A subsidiary of national energy company Con Edison Inc. is proposing a major new transmission line in northern Maine.

Con Ed is calling it the Maine Power Link. Plans call for a 1,200 megawatt, high-voltage alternating current transmission line that could connect to the regional grid and unlock the potential for solar, wind and biomass energy projects in the state's vast northern interior.

"We think it's very advantageous and helps Maine to become in essence a clean energy hub for Maine and for the rest of New England," says Stuart Nachmias, the CEO of Con Edison Transmission, which has worked on several energy projects in Maine.

Nachmias says the company was immediately interested when the state Public Utilities Commission sent out its a request for bids last year. He says the company has been engaging stakeholders for several months now.

Eliza Donoghue, advocacy director for Maine Audubon, says the group isn't making judgments yet. But she says that Con Ed's willlingess to talk before securing a specific route contrasts with the way Central Maine Power handled outreach for its big transmission project in western Maine.

"And that's really encouraging," she says. "We need a lot more transmission capacity if we're going to build out renewable energy the way that we need to. And we need to be really mindful about where we're going to put that transmission."

The PUC declined to say how many bids it's received. Responses to a second solicitation — this one to produce the actual electricity the new power line would carry — are due in May.

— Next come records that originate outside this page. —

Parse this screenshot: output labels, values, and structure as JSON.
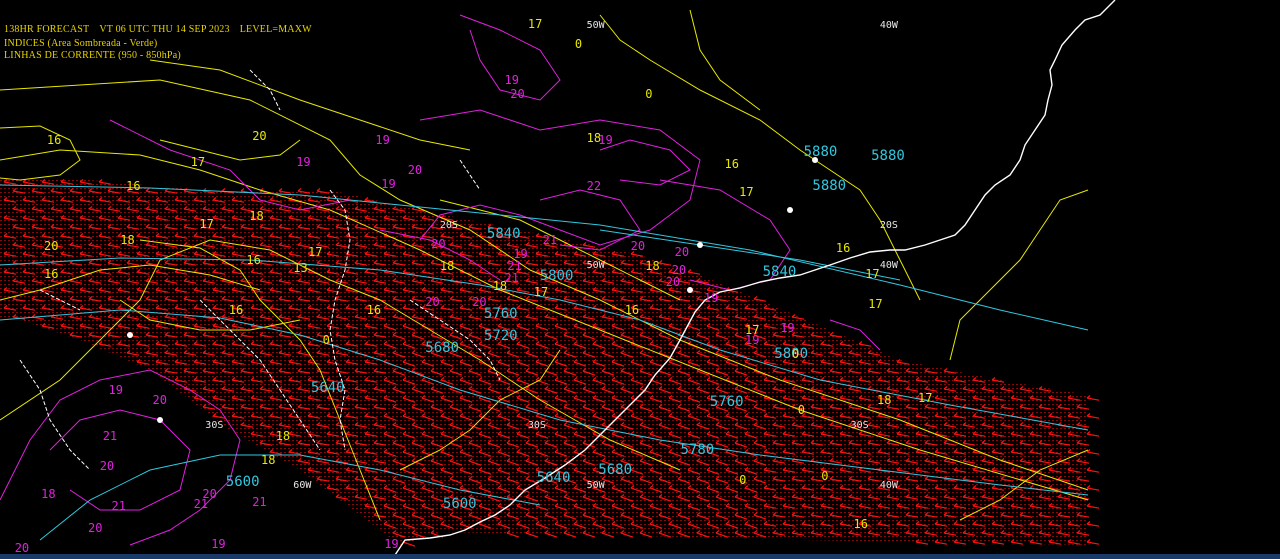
{
  "header": {
    "forecast": "138HR FORECAST",
    "valid_time": "VT 06 UTC THU 14 SEP 2023",
    "level": "LEVEL=MAXW",
    "legend_shaded": "INDICES (Area Sombreada - Verde)",
    "legend_streamlines": "LINHAS DE CORRENTE (950 - 850hPa)"
  },
  "colors": {
    "background": "#000000",
    "coast": "#ffffff",
    "yellow_contour": "#e8e800",
    "magenta_contour": "#e020e0",
    "cyan_contour": "#30c8e0",
    "wind_barbs": "#ff1010",
    "shading": "#d81010"
  },
  "grid_labels": [
    {
      "text": "50W",
      "lon": -50,
      "lat": -10
    },
    {
      "text": "40W",
      "lon": -40,
      "lat": -10
    },
    {
      "text": "20S",
      "lon": -55,
      "lat": -20
    },
    {
      "text": "20S",
      "lon": -40,
      "lat": -20
    },
    {
      "text": "20S",
      "lon": -24,
      "lat": -20
    },
    {
      "text": "50W",
      "lon": -50,
      "lat": -22
    },
    {
      "text": "40W",
      "lon": -40,
      "lat": -22
    },
    {
      "text": "30S",
      "lon": -63,
      "lat": -30
    },
    {
      "text": "30S",
      "lon": -52,
      "lat": -30
    },
    {
      "text": "30S",
      "lon": -41,
      "lat": -30
    },
    {
      "text": "30S",
      "lon": -24,
      "lat": -30
    },
    {
      "text": "60W",
      "lon": -60,
      "lat": -33
    },
    {
      "text": "50W",
      "lon": -50,
      "lat": -33
    },
    {
      "text": "40W",
      "lon": -40,
      "lat": -33
    }
  ],
  "height_labels": [
    {
      "text": "5880",
      "lon": -42.6,
      "lat": -16.4
    },
    {
      "text": "5880",
      "lon": -40.3,
      "lat": -16.6
    },
    {
      "text": "5880",
      "lon": -42.3,
      "lat": -18.1
    },
    {
      "text": "5840",
      "lon": -53.4,
      "lat": -20.5
    },
    {
      "text": "5840",
      "lon": -44.0,
      "lat": -22.4
    },
    {
      "text": "5800",
      "lon": -51.6,
      "lat": -22.6
    },
    {
      "text": "5760",
      "lon": -53.5,
      "lat": -24.5
    },
    {
      "text": "5720",
      "lon": -53.5,
      "lat": -25.6
    },
    {
      "text": "5800",
      "lon": -43.6,
      "lat": -26.5
    },
    {
      "text": "5680",
      "lon": -55.5,
      "lat": -26.2
    },
    {
      "text": "5640",
      "lon": -59.4,
      "lat": -28.2
    },
    {
      "text": "5760",
      "lon": -45.8,
      "lat": -28.9
    },
    {
      "text": "5780",
      "lon": -46.8,
      "lat": -31.3
    },
    {
      "text": "5680",
      "lon": -49.6,
      "lat": -32.3
    },
    {
      "text": "5640",
      "lon": -51.7,
      "lat": -32.7
    },
    {
      "text": "5600",
      "lon": -62.3,
      "lat": -32.9
    },
    {
      "text": "5600",
      "lon": -54.9,
      "lat": -34.0
    }
  ],
  "yellow_labels": [
    {
      "text": "17",
      "lon": -52.0,
      "lat": -10.0
    },
    {
      "text": "0",
      "lon": -50.4,
      "lat": -11.0
    },
    {
      "text": "16",
      "lon": -68.4,
      "lat": -15.8
    },
    {
      "text": "20",
      "lon": -61.4,
      "lat": -15.6
    },
    {
      "text": "18",
      "lon": -50.0,
      "lat": -15.7
    },
    {
      "text": "0",
      "lon": -48.0,
      "lat": -13.5
    },
    {
      "text": "17",
      "lon": -63.5,
      "lat": -16.9
    },
    {
      "text": "16",
      "lon": -45.3,
      "lat": -17.0
    },
    {
      "text": "16",
      "lon": -65.7,
      "lat": -18.1
    },
    {
      "text": "17",
      "lon": -44.8,
      "lat": -18.4
    },
    {
      "text": "18",
      "lon": -61.5,
      "lat": -19.6
    },
    {
      "text": "17",
      "lon": -63.2,
      "lat": -20.0
    },
    {
      "text": "20",
      "lon": -68.5,
      "lat": -21.1
    },
    {
      "text": "18",
      "lon": -65.9,
      "lat": -20.8
    },
    {
      "text": "17",
      "lon": -59.5,
      "lat": -21.4
    },
    {
      "text": "16",
      "lon": -61.6,
      "lat": -21.8
    },
    {
      "text": "13",
      "lon": -60.0,
      "lat": -22.2
    },
    {
      "text": "18",
      "lon": -55.0,
      "lat": -22.1
    },
    {
      "text": "16",
      "lon": -41.5,
      "lat": -21.2
    },
    {
      "text": "17",
      "lon": -40.5,
      "lat": -22.5
    },
    {
      "text": "16",
      "lon": -68.5,
      "lat": -22.5
    },
    {
      "text": "17",
      "lon": -51.8,
      "lat": -23.4
    },
    {
      "text": "17",
      "lon": -40.4,
      "lat": -24.0
    },
    {
      "text": "18",
      "lon": -48.0,
      "lat": -22.1
    },
    {
      "text": "16",
      "lon": -62.2,
      "lat": -24.3
    },
    {
      "text": "16",
      "lon": -57.5,
      "lat": -24.3
    },
    {
      "text": "18",
      "lon": -53.2,
      "lat": -23.1
    },
    {
      "text": "16",
      "lon": -48.7,
      "lat": -24.3
    },
    {
      "text": "17",
      "lon": -44.6,
      "lat": -25.3
    },
    {
      "text": "0",
      "lon": -59.0,
      "lat": -25.8
    },
    {
      "text": "0",
      "lon": -43.0,
      "lat": -26.5
    },
    {
      "text": "18",
      "lon": -40.1,
      "lat": -28.8
    },
    {
      "text": "17",
      "lon": -38.7,
      "lat": -28.7
    },
    {
      "text": "0",
      "lon": -42.8,
      "lat": -29.3
    },
    {
      "text": "18",
      "lon": -60.6,
      "lat": -30.6
    },
    {
      "text": "18",
      "lon": -61.1,
      "lat": -31.8
    },
    {
      "text": "0",
      "lon": -44.8,
      "lat": -32.8
    },
    {
      "text": "0",
      "lon": -42.0,
      "lat": -32.6
    },
    {
      "text": "16",
      "lon": -40.9,
      "lat": -35.0
    }
  ],
  "magenta_labels": [
    {
      "text": "19",
      "lon": -52.8,
      "lat": -12.8
    },
    {
      "text": "20",
      "lon": -52.6,
      "lat": -13.5
    },
    {
      "text": "19",
      "lon": -57.2,
      "lat": -15.8
    },
    {
      "text": "19",
      "lon": -49.6,
      "lat": -15.8
    },
    {
      "text": "19",
      "lon": -59.9,
      "lat": -16.9
    },
    {
      "text": "20",
      "lon": -56.1,
      "lat": -17.3
    },
    {
      "text": "19",
      "lon": -57.0,
      "lat": -18.0
    },
    {
      "text": "22",
      "lon": -50.0,
      "lat": -18.1
    },
    {
      "text": "20",
      "lon": -55.3,
      "lat": -21.0
    },
    {
      "text": "21",
      "lon": -51.5,
      "lat": -20.8
    },
    {
      "text": "20",
      "lon": -48.5,
      "lat": -21.1
    },
    {
      "text": "20",
      "lon": -47.0,
      "lat": -21.4
    },
    {
      "text": "19",
      "lon": -52.5,
      "lat": -21.5
    },
    {
      "text": "21",
      "lon": -52.7,
      "lat": -22.1
    },
    {
      "text": "20",
      "lon": -47.1,
      "lat": -22.3
    },
    {
      "text": "21",
      "lon": -52.8,
      "lat": -22.7
    },
    {
      "text": "20",
      "lon": -47.3,
      "lat": -22.9
    },
    {
      "text": "20",
      "lon": -55.5,
      "lat": -23.9
    },
    {
      "text": "20",
      "lon": -53.9,
      "lat": -23.9
    },
    {
      "text": "19",
      "lon": -46.0,
      "lat": -23.7
    },
    {
      "text": "19",
      "lon": -44.6,
      "lat": -25.8
    },
    {
      "text": "19",
      "lon": -43.4,
      "lat": -25.2
    },
    {
      "text": "19",
      "lon": -66.3,
      "lat": -28.3
    },
    {
      "text": "20",
      "lon": -64.8,
      "lat": -28.8
    },
    {
      "text": "21",
      "lon": -66.5,
      "lat": -30.6
    },
    {
      "text": "20",
      "lon": -66.6,
      "lat": -32.1
    },
    {
      "text": "20",
      "lon": -63.1,
      "lat": -33.5
    },
    {
      "text": "21",
      "lon": -66.2,
      "lat": -34.1
    },
    {
      "text": "21",
      "lon": -63.4,
      "lat": -34.0
    },
    {
      "text": "21",
      "lon": -61.4,
      "lat": -33.9
    },
    {
      "text": "18",
      "lon": -68.6,
      "lat": -33.5
    },
    {
      "text": "20",
      "lon": -67.0,
      "lat": -35.2
    },
    {
      "text": "19",
      "lon": -62.8,
      "lat": -36.0
    },
    {
      "text": "19",
      "lon": -56.9,
      "lat": -36.0
    },
    {
      "text": "20",
      "lon": -69.5,
      "lat": -36.2
    }
  ]
}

A Columbia University graduate, Fred began his journalism career as a print reporter in Vermont, then came to Maine Public in 2001 as its political reporter, as well as serving as a host for a variety of Maine Public Radio and Maine Public Television programs. Fred later went on to become news director for New England Public Radio in Western Massachusetts and worked as a freelancer for National Public Radio and a number of regional public radio stations, including WBUR in Boston and NHPR in New Hampshire.